Jason-2 POSEIDON3 DIODE/DEM tracking mode performance impact over oceans and coastal areas

Cristina Martin-Puig (isardSAT CAT / NOAA Laboratory for Satellite Altimetry, Spain)


Eric Leuliette (NOAA Laboratory for Satellite Altimetry , USA); John Lillibridge (NOAA Laboratory for Satellite Altimetry , USA)

Event: 2014 Ocean Surface Topography Science Team Meeting

Session: Instrument Processing: Measurement and retracking (SAR and LRM)

Presentation type: Type Poster

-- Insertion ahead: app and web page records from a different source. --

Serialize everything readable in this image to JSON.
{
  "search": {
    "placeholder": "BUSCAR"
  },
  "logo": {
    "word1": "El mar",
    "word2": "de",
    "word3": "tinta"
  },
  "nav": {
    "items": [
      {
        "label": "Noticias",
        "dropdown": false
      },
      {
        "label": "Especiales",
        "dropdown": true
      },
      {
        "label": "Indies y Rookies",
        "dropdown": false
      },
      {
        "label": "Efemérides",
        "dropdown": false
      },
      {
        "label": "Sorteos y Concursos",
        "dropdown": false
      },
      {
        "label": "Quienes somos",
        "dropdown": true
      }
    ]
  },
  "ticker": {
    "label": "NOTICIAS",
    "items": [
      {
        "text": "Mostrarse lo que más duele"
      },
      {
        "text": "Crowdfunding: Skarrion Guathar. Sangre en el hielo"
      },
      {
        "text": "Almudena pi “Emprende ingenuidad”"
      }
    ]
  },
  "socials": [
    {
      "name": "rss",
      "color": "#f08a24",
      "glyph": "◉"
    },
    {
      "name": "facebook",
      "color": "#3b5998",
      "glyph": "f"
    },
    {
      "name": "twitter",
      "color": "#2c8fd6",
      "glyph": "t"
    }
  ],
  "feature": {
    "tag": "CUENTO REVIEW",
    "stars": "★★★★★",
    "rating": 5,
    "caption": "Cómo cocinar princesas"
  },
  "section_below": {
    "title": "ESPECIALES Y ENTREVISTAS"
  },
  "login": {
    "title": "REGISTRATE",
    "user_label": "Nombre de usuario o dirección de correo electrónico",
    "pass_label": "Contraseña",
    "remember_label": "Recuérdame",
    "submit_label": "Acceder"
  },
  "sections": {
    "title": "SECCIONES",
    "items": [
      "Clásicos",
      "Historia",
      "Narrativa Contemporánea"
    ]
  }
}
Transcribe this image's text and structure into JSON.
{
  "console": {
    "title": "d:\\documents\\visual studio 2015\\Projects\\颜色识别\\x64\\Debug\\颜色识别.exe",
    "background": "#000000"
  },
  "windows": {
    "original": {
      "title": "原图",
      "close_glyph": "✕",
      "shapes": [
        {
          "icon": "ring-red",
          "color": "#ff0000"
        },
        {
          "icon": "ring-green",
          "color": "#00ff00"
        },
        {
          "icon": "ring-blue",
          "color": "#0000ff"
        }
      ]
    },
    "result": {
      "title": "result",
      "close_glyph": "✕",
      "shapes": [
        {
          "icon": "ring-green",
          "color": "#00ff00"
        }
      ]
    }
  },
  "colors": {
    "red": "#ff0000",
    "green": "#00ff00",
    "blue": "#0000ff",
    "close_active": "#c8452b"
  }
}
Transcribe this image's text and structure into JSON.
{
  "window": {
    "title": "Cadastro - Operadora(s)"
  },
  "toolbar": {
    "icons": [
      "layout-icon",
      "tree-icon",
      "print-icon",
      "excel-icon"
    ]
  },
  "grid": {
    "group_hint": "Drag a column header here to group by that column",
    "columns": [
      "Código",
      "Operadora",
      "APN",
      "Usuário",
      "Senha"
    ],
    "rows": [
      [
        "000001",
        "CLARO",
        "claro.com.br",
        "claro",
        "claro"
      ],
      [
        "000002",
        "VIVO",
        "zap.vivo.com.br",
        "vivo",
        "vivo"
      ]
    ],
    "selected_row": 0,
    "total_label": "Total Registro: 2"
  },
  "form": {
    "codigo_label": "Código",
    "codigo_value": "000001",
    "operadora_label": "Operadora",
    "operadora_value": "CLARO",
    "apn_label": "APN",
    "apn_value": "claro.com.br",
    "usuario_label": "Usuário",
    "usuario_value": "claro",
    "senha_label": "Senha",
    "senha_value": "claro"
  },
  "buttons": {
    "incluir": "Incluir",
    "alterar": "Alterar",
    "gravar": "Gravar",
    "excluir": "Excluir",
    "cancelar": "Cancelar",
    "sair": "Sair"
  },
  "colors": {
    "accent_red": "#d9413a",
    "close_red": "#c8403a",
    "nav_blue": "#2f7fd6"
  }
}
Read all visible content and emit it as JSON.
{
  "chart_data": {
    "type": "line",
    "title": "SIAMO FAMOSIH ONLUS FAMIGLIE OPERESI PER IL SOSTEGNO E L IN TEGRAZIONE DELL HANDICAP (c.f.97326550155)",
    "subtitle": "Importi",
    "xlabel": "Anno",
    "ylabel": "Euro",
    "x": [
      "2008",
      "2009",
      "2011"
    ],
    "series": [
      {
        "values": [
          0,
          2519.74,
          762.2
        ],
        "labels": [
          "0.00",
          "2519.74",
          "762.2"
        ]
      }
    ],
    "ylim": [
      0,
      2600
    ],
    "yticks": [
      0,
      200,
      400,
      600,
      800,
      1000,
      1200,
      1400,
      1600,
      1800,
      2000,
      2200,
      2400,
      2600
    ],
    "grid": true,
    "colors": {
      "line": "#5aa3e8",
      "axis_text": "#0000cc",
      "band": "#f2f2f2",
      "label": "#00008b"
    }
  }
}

The Poseidon-3 altimeter onboard Jason-2 includes a significant new capability with respect to its predecessors, a CNES-developed open-loop (DIODE/DEM) tracking mode that allows for maintaining data acquisition over coastal and inland water [1]. In a further enhancement, Jason-3 and Sentinel-3 will be capable of switching to DIODE/DEM mode for selected regions. In order to recommend how these missions should operate DIODE/DEM, we have studied the impact of the tracking modes on the accuracy of wave heights and wind speed, on the continuity of climate data record in sea level measurements, and the coverage of coastal regions.
Since its launch in 2008 Jason-2 has operated in DIODE/DEM for only a few cycles: 0 (partial), 3, 5, 7, 34, 209, and most recently 220. For this study we mainly concentrate on those cycles after commissioning: cycles 34, 209, and 220. Our work primarily concentrates in the statistical performance analysis of the main geophysical retrievals of altimetry. While proving enhancements as in [1] we've identified differences between open-loop and closed-loop modes in the statistical behavior of a few geophysical retrievals that deserve to be presented and further investigated.
A summary of the main achievements and recommendations for Jason-3 and Sentinel-3A CAL/VAL planning will be presented.

[1] J.D. Desjonquères, G. Carayon, N. Steunou and J. Lambin. 'Poseidon-3 Radar Altimeter: New Modes and in-flight performances', Marine Geodesy, 33 (s1): 53-59, 2010.

Keywords: DIODE/DEM, Tracker, Poseidon-3, Jason-2, Jason-3, Sentinel-3A, altimetry
Cristina Martin-Puig
isardSAT CAT / NOAA Laboratory for Satellite Altimetry